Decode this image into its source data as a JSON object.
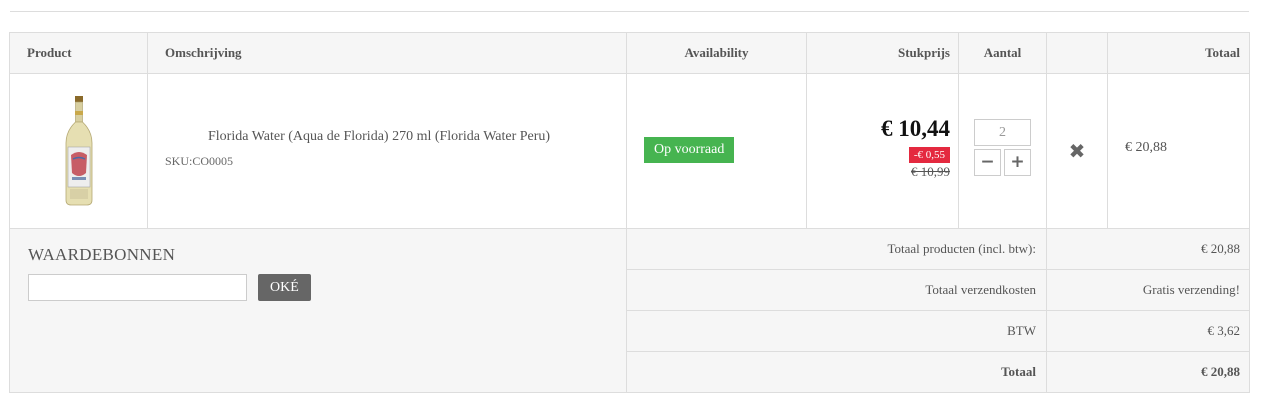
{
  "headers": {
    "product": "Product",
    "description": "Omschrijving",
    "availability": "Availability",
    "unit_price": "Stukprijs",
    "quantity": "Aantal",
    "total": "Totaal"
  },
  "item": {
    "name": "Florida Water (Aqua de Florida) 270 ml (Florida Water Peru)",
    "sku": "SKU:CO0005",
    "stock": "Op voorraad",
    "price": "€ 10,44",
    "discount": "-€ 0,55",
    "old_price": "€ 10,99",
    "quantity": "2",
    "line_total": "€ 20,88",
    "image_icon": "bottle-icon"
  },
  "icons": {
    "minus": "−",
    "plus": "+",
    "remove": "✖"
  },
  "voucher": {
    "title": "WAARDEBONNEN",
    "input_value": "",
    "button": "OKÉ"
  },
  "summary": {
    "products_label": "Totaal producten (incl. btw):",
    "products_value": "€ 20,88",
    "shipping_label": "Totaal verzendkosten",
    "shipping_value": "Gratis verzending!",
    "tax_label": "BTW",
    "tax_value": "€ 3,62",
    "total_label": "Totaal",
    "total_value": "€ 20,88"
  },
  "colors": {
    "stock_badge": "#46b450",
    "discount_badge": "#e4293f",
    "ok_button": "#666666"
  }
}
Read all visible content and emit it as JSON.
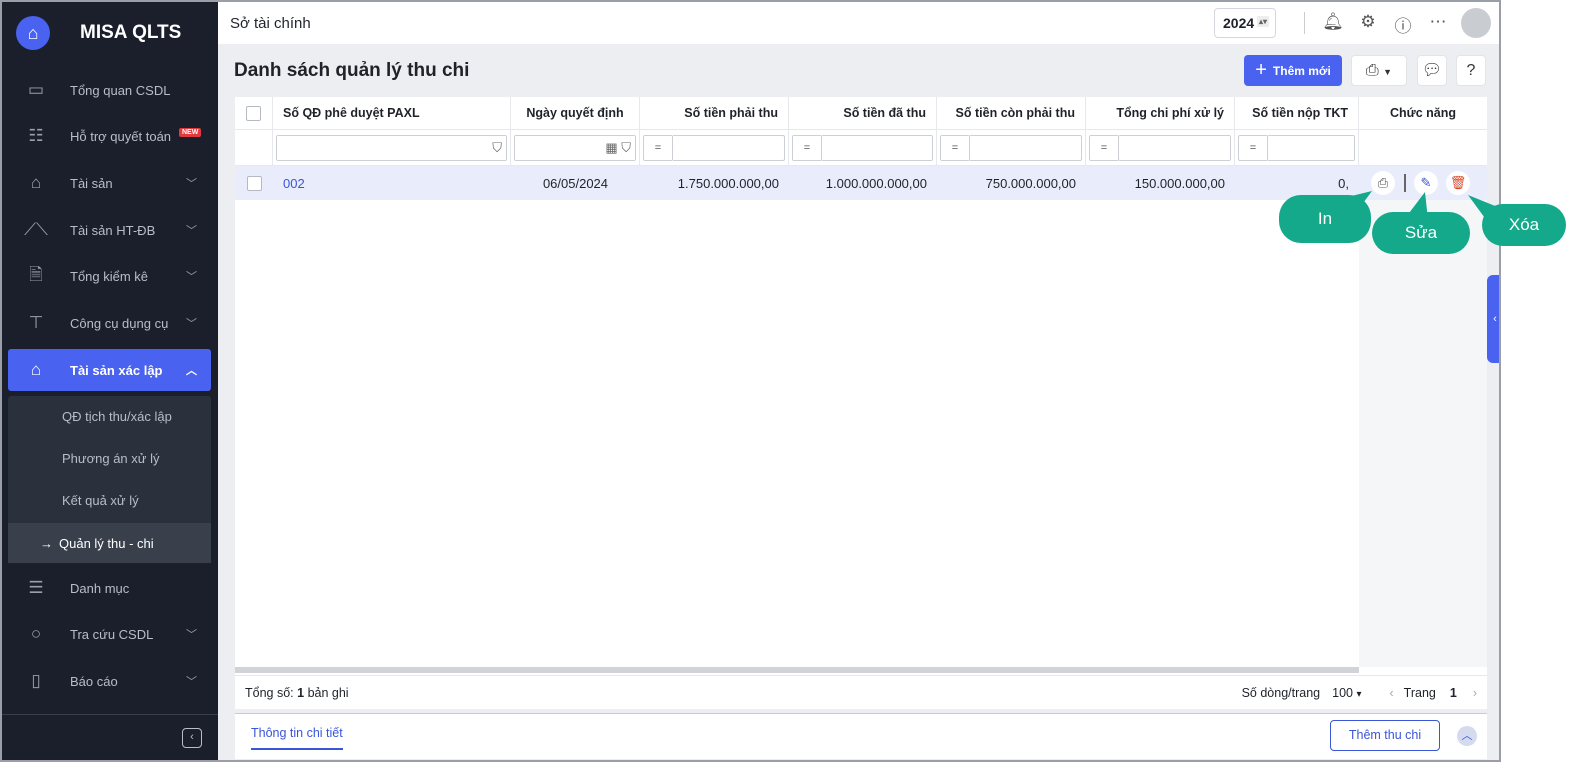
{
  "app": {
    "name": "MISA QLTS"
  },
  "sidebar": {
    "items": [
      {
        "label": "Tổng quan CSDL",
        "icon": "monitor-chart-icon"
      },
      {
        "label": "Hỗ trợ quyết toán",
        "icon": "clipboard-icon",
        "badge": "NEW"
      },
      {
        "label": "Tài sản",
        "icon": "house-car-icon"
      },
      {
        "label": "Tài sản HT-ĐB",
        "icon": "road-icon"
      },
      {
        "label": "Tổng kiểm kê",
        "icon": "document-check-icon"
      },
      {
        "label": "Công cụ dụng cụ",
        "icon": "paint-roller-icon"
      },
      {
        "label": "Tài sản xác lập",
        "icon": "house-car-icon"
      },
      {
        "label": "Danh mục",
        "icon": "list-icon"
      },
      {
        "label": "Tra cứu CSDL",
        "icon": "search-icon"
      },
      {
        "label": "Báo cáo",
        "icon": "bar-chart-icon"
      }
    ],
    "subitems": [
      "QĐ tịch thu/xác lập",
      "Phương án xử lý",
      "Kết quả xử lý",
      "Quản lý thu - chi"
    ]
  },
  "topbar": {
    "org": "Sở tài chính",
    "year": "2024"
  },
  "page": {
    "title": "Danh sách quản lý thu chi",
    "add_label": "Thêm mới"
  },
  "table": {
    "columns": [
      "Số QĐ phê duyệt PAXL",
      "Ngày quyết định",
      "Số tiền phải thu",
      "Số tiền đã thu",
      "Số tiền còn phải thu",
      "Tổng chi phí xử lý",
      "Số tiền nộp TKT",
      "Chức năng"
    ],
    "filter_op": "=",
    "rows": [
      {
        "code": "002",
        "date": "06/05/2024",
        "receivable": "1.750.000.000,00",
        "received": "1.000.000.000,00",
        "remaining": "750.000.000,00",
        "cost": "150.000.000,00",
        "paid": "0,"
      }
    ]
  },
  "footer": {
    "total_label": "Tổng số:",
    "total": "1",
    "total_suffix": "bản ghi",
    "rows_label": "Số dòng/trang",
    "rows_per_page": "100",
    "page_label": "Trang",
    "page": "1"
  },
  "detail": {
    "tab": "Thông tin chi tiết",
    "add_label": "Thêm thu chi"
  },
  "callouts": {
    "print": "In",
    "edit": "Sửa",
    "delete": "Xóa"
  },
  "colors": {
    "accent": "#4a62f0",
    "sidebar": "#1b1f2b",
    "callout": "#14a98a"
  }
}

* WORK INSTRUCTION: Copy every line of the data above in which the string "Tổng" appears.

* ANSWER TO THE EXERCISE:
        "label": "Tổng quan CSDL",
        "label": "Tổng kiểm kê",
      "Tổng chi phí xử lý",
    "total_label": "Tổng số:",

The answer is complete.